Would you copy out, exactly as written, each line from the one containing "What data populates" to the end of the records below?
----------
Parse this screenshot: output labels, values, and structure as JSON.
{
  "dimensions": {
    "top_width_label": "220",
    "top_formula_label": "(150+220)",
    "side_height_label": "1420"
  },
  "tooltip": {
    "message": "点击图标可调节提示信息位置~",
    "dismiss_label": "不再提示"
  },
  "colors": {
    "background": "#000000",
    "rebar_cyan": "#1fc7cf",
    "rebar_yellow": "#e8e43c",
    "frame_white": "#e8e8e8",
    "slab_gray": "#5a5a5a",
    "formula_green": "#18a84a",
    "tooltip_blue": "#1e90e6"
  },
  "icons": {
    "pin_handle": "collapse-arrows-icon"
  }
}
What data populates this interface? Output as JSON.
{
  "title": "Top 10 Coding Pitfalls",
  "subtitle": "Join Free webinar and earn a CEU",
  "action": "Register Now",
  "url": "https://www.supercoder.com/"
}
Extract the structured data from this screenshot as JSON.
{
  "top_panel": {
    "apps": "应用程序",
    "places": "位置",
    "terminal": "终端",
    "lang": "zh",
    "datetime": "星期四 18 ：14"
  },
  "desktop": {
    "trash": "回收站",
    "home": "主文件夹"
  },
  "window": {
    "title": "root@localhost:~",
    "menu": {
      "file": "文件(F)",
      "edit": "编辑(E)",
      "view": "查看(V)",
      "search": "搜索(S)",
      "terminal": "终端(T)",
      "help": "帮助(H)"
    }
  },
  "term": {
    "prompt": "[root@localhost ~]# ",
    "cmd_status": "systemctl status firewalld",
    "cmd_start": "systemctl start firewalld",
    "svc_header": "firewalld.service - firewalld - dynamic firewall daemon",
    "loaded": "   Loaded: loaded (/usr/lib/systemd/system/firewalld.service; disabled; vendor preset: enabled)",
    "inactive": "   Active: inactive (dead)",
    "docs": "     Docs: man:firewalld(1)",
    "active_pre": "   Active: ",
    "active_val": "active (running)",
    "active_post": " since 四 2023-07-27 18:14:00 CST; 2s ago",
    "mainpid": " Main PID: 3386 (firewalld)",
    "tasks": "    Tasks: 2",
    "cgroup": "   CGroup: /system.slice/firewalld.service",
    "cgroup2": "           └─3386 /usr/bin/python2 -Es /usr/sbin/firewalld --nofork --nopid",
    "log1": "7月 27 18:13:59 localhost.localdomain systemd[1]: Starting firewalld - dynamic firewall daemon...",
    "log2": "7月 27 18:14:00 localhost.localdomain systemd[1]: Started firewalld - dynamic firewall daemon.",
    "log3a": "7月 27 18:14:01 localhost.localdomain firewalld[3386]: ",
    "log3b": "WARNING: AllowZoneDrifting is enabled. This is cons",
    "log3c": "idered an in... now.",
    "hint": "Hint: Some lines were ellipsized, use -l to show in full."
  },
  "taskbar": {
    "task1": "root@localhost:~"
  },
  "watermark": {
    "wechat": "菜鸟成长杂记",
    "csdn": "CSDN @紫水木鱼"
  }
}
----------
SOLUTION FOR THIS TASK:
What data populates this interface? Output as JSON.
{
  "title": "Top 10 Coding Pitfalls",
  "subtitle": "Join Free webinar and earn a CEU",
  "action": "Register Now",
  "url": "https://www.supercoder.com/"
}
Extract the structured data from this screenshot as JSON.
{
  "top_panel": {
    "apps": "应用程序",
    "places": "位置",
    "terminal": "终端",
    "lang": "zh",
    "datetime": "星期四 18 ：14"
  },
  "desktop": {
    "trash": "回收站",
    "home": "主文件夹"
  },
  "window": {
    "title": "root@localhost:~",
    "menu": {
      "file": "文件(F)",
      "edit": "编辑(E)",
      "view": "查看(V)",
      "search": "搜索(S)",
      "terminal": "终端(T)",
      "help": "帮助(H)"
    }
  },
  "term": {
    "prompt": "[root@localhost ~]# ",
    "cmd_status": "systemctl status firewalld",
    "cmd_start": "systemctl start firewalld",
    "svc_header": "firewalld.service - firewalld - dynamic firewall daemon",
    "loaded": "   Loaded: loaded (/usr/lib/systemd/system/firewalld.service; disabled; vendor preset: enabled)",
    "inactive": "   Active: inactive (dead)",
    "docs": "     Docs: man:firewalld(1)",
    "active_pre": "   Active: ",
    "active_val": "active (running)",
    "active_post": " since 四 2023-07-27 18:14:00 CST; 2s ago",
    "mainpid": " Main PID: 3386 (firewalld)",
    "tasks": "    Tasks: 2",
    "cgroup": "   CGroup: /system.slice/firewalld.service",
    "cgroup2": "           └─3386 /usr/bin/python2 -Es /usr/sbin/firewalld --nofork --nopid",
    "log1": "7月 27 18:13:59 localhost.localdomain systemd[1]: Starting firewalld - dynamic firewall daemon...",
    "log2": "7月 27 18:14:00 localhost.localdomain systemd[1]: Started firewalld - dynamic firewall daemon.",
    "log3a": "7月 27 18:14:01 localhost.localdomain firewalld[3386]: ",
    "log3b": "WARNING: AllowZoneDrifting is enabled. This is cons",
    "log3c": "idered an in... now.",
    "hint": "Hint: Some lines were ellipsized, use -l to show in full."
  },
  "taskbar": {
    "task1": "root@localhost:~"
  },
  "watermark": {
    "wechat": "菜鸟成长杂记",
    "csdn": "CSDN @紫水木鱼"
  }
}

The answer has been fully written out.